Exercise data START
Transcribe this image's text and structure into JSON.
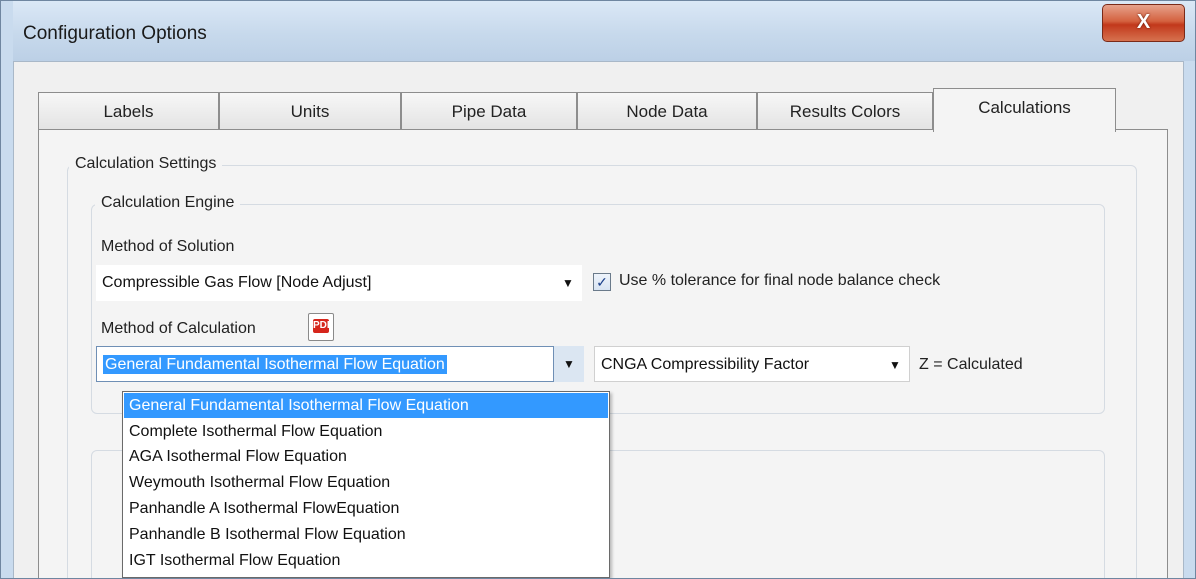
{
  "window": {
    "title": "Configuration Options",
    "close_label": "X"
  },
  "tabs": [
    {
      "label": "Labels"
    },
    {
      "label": "Units"
    },
    {
      "label": "Pipe Data"
    },
    {
      "label": "Node Data"
    },
    {
      "label": "Results Colors"
    },
    {
      "label": "Calculations",
      "active": true
    }
  ],
  "settings": {
    "group_label": "Calculation Settings",
    "engine": {
      "group_label": "Calculation Engine",
      "method_solution_label": "Method of Solution",
      "method_solution_value": "Compressible Gas Flow [Node Adjust]",
      "tolerance_checked": true,
      "tolerance_label": "Use % tolerance for final node balance check",
      "method_calc_label": "Method of Calculation",
      "method_calc_value": "General Fundamental Isothermal Flow Equation",
      "compressibility_value": "CNGA Compressibility Factor",
      "z_label": "Z = Calculated"
    }
  },
  "dropdown": {
    "options": [
      "General Fundamental Isothermal Flow Equation",
      "Complete Isothermal Flow Equation",
      "AGA Isothermal Flow Equation",
      "Weymouth Isothermal Flow Equation",
      "Panhandle A Isothermal FlowEquation",
      "Panhandle B Isothermal Flow Equation",
      "IGT Isothermal Flow Equation"
    ],
    "selected_index": 0
  },
  "colors": {
    "accent": "#3399ff",
    "close": "#c2381b"
  },
  "icons": {
    "pdf": "pdf-icon",
    "check": "checkmark-icon",
    "chevron": "chevron-down-icon"
  }
}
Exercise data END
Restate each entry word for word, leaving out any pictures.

● **Response to this task**
Transcribe this image's text and structure into JSON.
{
  "window": {
    "title": "Configuration Options",
    "close_label": "X"
  },
  "tabs": [
    {
      "label": "Labels"
    },
    {
      "label": "Units"
    },
    {
      "label": "Pipe Data"
    },
    {
      "label": "Node Data"
    },
    {
      "label": "Results Colors"
    },
    {
      "label": "Calculations",
      "active": true
    }
  ],
  "settings": {
    "group_label": "Calculation Settings",
    "engine": {
      "group_label": "Calculation Engine",
      "method_solution_label": "Method of Solution",
      "method_solution_value": "Compressible Gas Flow [Node Adjust]",
      "tolerance_checked": true,
      "tolerance_label": "Use % tolerance for final node balance check",
      "method_calc_label": "Method of Calculation",
      "method_calc_value": "General Fundamental Isothermal Flow Equation",
      "compressibility_value": "CNGA Compressibility Factor",
      "z_label": "Z = Calculated"
    }
  },
  "dropdown": {
    "options": [
      "General Fundamental Isothermal Flow Equation",
      "Complete Isothermal Flow Equation",
      "AGA Isothermal Flow Equation",
      "Weymouth Isothermal Flow Equation",
      "Panhandle A Isothermal FlowEquation",
      "Panhandle B Isothermal Flow Equation",
      "IGT Isothermal Flow Equation"
    ],
    "selected_index": 0
  },
  "colors": {
    "accent": "#3399ff",
    "close": "#c2381b"
  },
  "icons": {
    "pdf": "pdf-icon",
    "check": "checkmark-icon",
    "chevron": "chevron-down-icon"
  }
}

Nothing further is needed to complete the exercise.